christoper köller

aberrant
69 Smith Street, Melbourne
7 – 25 May 2003

In his latest exhibition, Aberrant, Christopher Köller departed from a purely photographic art practice to make his first foray into the seductive domain of digital photomedia.

Comprised of a series of short films and photographic portraits, Aberrant re-enacted five documented cases of ‘abnormal’, compulsive behaviour performed by individuals through their bodies within conventional domestic spaces. Implicit within these behaviours, which are otherwise disparate and individualised, is their common motivation—it is only via the ritualised performance of certain actions that their protagonists seem able to achieve a sense of normality. Thus in Spike a war veteran habitually puts himself ‘into a trance’ by literally pinning medals to his chest; in Shrink a man counteracts his conviction that his penis is slowly retracting into his body by binding himself; and in Loop two men share a fetishistic and implied sadomasochistic relationship incorporating the multitude of socks littering their home. Photographs featuring the subjects from the films have been shot out of sequence so that we are given another point of reference in our understanding of them.
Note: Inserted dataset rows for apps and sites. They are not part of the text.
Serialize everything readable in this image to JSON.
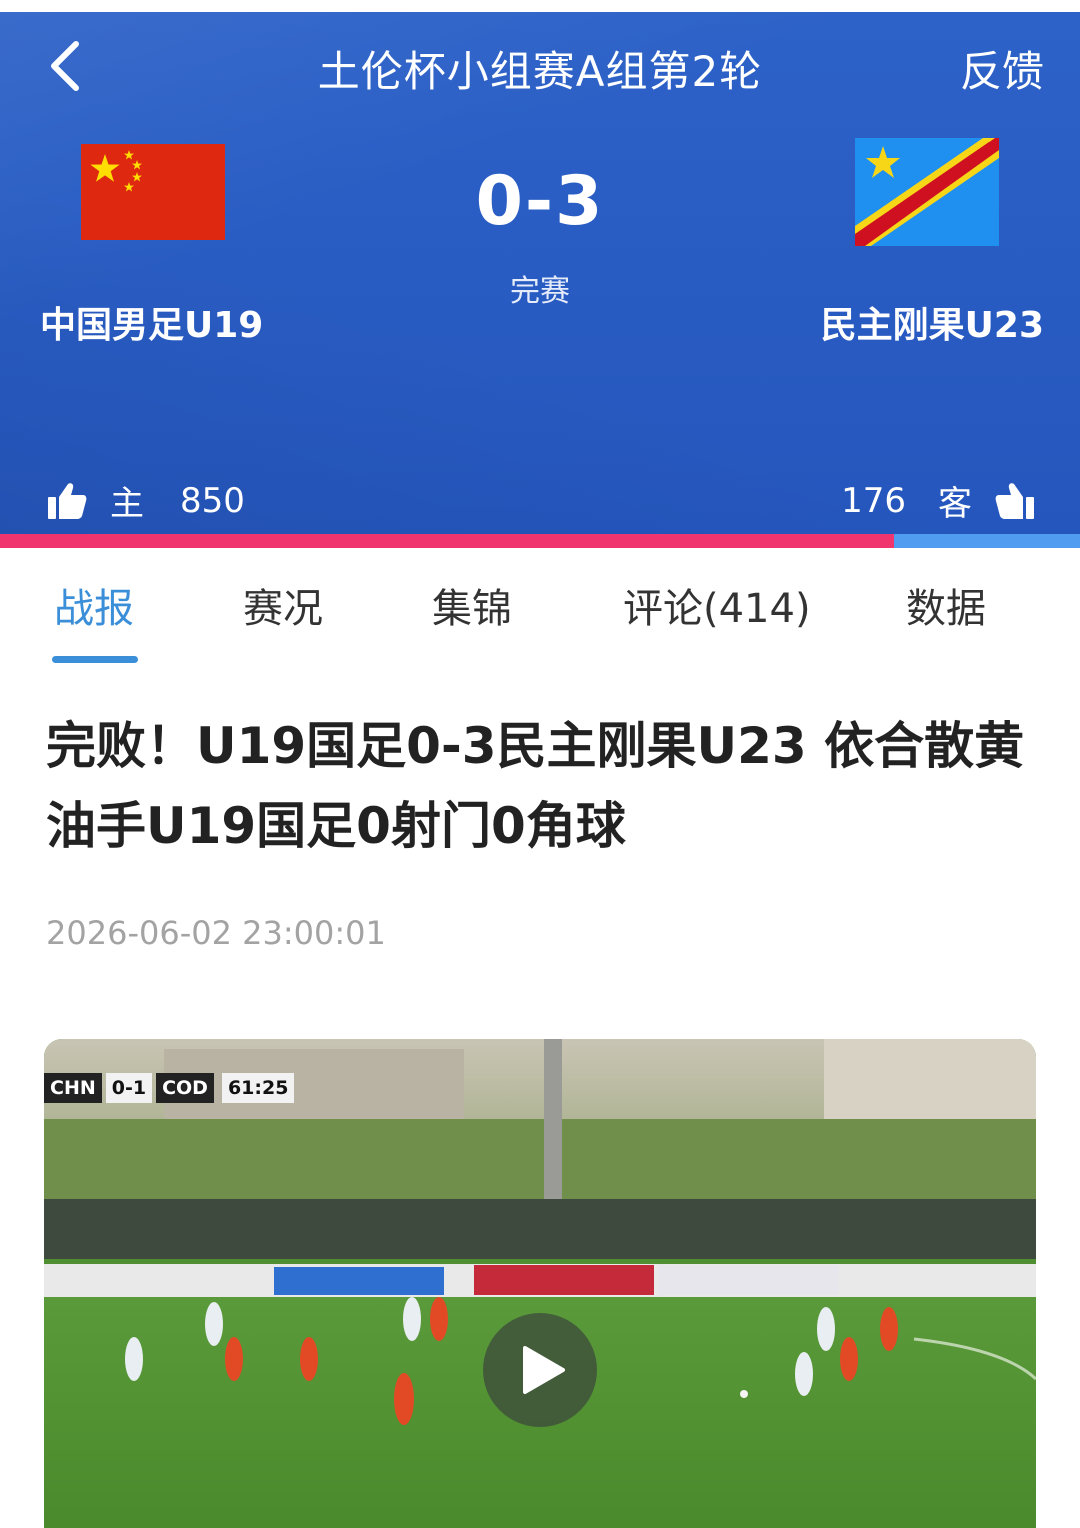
{
  "header": {
    "title": "土伦杯小组赛A组第2轮",
    "feedback_label": "反馈",
    "back_icon": "chevron-left-icon"
  },
  "match": {
    "score": "0-3",
    "status": "完赛",
    "home": {
      "name": "中国男足U19",
      "flag": "china-flag"
    },
    "away": {
      "name": "民主刚果U23",
      "flag": "dr-congo-flag"
    }
  },
  "votes": {
    "home_label": "主",
    "home_count": "850",
    "away_label": "客",
    "away_count": "176",
    "home_fraction": 0.828,
    "home_color": "#f0346e",
    "away_color": "#4f9cf0"
  },
  "tabs": [
    {
      "label": "战报",
      "active": true
    },
    {
      "label": "赛况",
      "active": false
    },
    {
      "label": "集锦",
      "active": false
    },
    {
      "label": "评论(414)",
      "active": false
    },
    {
      "label": "数据",
      "active": false
    }
  ],
  "article": {
    "title": "完败！U19国足0-3民主刚果U23 依合散黄油手U19国足0射门0角球",
    "time": "2026-06-02 23:00:01"
  },
  "video": {
    "scoreboard": {
      "home_code": "CHN",
      "score": "0-1",
      "away_code": "COD",
      "clock": "61:25"
    },
    "play_icon": "play-icon"
  },
  "colors": {
    "header_blue": "#2556bd",
    "accent": "#3b8fd9"
  }
}
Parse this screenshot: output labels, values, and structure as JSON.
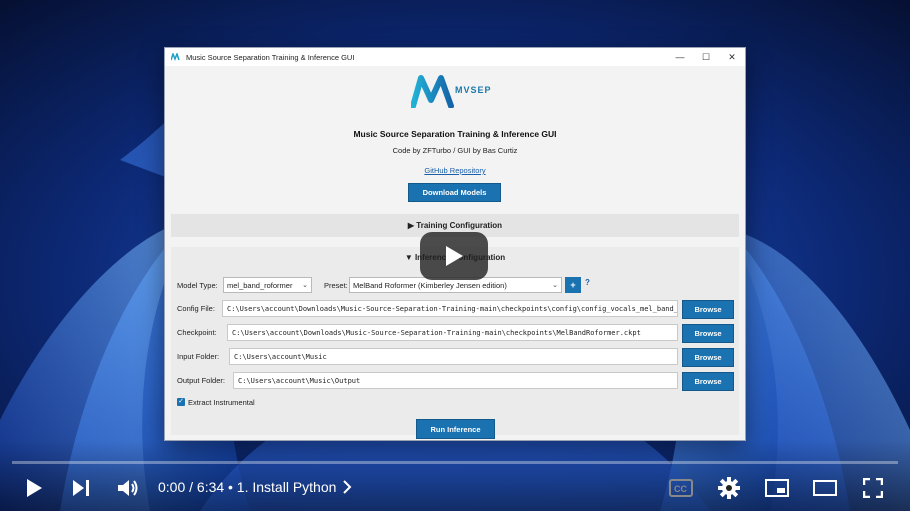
{
  "window": {
    "title": "Music Source Separation Training & Inference GUI",
    "controls": {
      "minimize": "—",
      "maximize": "☐",
      "close": "✕"
    }
  },
  "header": {
    "logo_text": "MVSEP",
    "heading": "Music Source Separation Training & Inference GUI",
    "credits": "Code by ZFTurbo / GUI by Bas Curtiz",
    "repo_link": "GitHub Repository",
    "download_button": "Download Models"
  },
  "sections": {
    "training": "▶ Training Configuration",
    "inference": "▼ Inference Configuration"
  },
  "form": {
    "model_type_label": "Model Type:",
    "model_type_value": "mel_band_roformer",
    "preset_label": "Preset:",
    "preset_value": "MelBand Roformer (Kimberley Jensen edition)",
    "plus": "+",
    "help": "?",
    "config_label": "Config File:",
    "config_value": "C:\\Users\\account\\Downloads\\Music-Source-Separation-Training-main\\checkpoints\\config\\config_vocals_mel_band_roformer.yaml",
    "checkpoint_label": "Checkpoint:",
    "checkpoint_value": "C:\\Users\\account\\Downloads\\Music-Source-Separation-Training-main\\checkpoints\\MelBandRoformer.ckpt",
    "input_label": "Input Folder:",
    "input_value": "C:\\Users\\account\\Music",
    "output_label": "Output Folder:",
    "output_value": "C:\\Users\\account\\Music\\Output",
    "browse_label": "Browse",
    "extract_label": "Extract Instrumental",
    "extract_checked": true,
    "run_button": "Run Inference"
  },
  "player": {
    "time": "0:00 / 6:34",
    "chapter": "• 1. Install Python",
    "progress": 0,
    "icons": [
      "play-icon",
      "next-icon",
      "volume-icon",
      "captions-icon",
      "settings-icon",
      "miniplayer-icon",
      "theater-icon",
      "fullscreen-icon"
    ]
  },
  "colors": {
    "accent": "#1b72b0",
    "link": "#1a5fa8",
    "wallpaper": "#0a1a4a"
  }
}
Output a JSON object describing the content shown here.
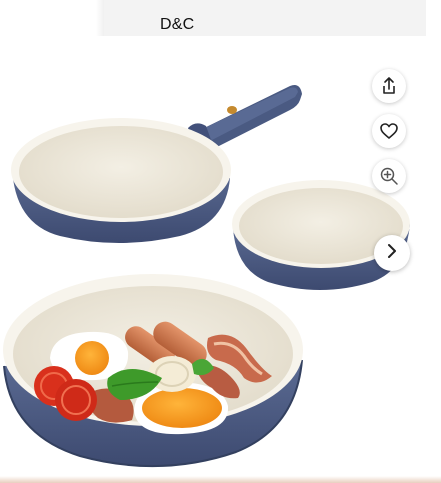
{
  "header": {
    "brand": "D&C"
  },
  "gallery": {
    "product_image": "frying-pan-set-photo",
    "actions": [
      {
        "name": "share",
        "icon": "share-icon"
      },
      {
        "name": "wishlist",
        "icon": "heart-icon"
      },
      {
        "name": "zoom",
        "icon": "zoom-in-icon"
      }
    ],
    "next_icon": "chevron-right-icon"
  },
  "colors": {
    "pan_blue": "#4d5d86",
    "pan_blue_dark": "#3a476b",
    "ceramic_cream": "#ece6d8",
    "background": "#ffffff"
  }
}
Köller exhibited these confronting images in a space that mimics a domestic interior, thus heightening the viewer’s initial sensation of intrusion and discomfiture with the incongruity of this pairing. But the artist does more than simply juxtapose the bizarre with the banal. He forces the viewer to question the way in which aberrant behaviours are perceived and represented in art and the media. He does this by ostensibly placing his subjects within the disaffected framework of documentary media (through the use of film and text) while simultaneously and subtly subverting our perception of their ‘otherness’ by drawing us into a sympathetic connection with them through the tender intimacy of his images.

Text bears a fundamental relationship to this body of work. Köller has sourced his cases from actual media reports and, like concrete poetry, he integrates and overlays re-worded snippets of these articles onto his films, lending further meaning to the images. Köller positions himself as narrator and outsider by adopting a third person voice. This device disarms us against his actual intention, to cause us to identify with his subjects.

While Köller’s use of nudity might seem gratuitous, it is not an appeal to voyeurism, but rather enhances his subject’s vulnerability while emphasising their unselfconsciousness and ease with their ‘abnormal’ behaviour. This is the point at which we as viewers suddenly find ourselves in an uncomfortably familiar place as we are forced to acknowledge that there is an inherent humanity in the very notion of deviancy and that the line between ‘aberrant’ and ‘normal’ behaviour is perhaps much finer than we suppose.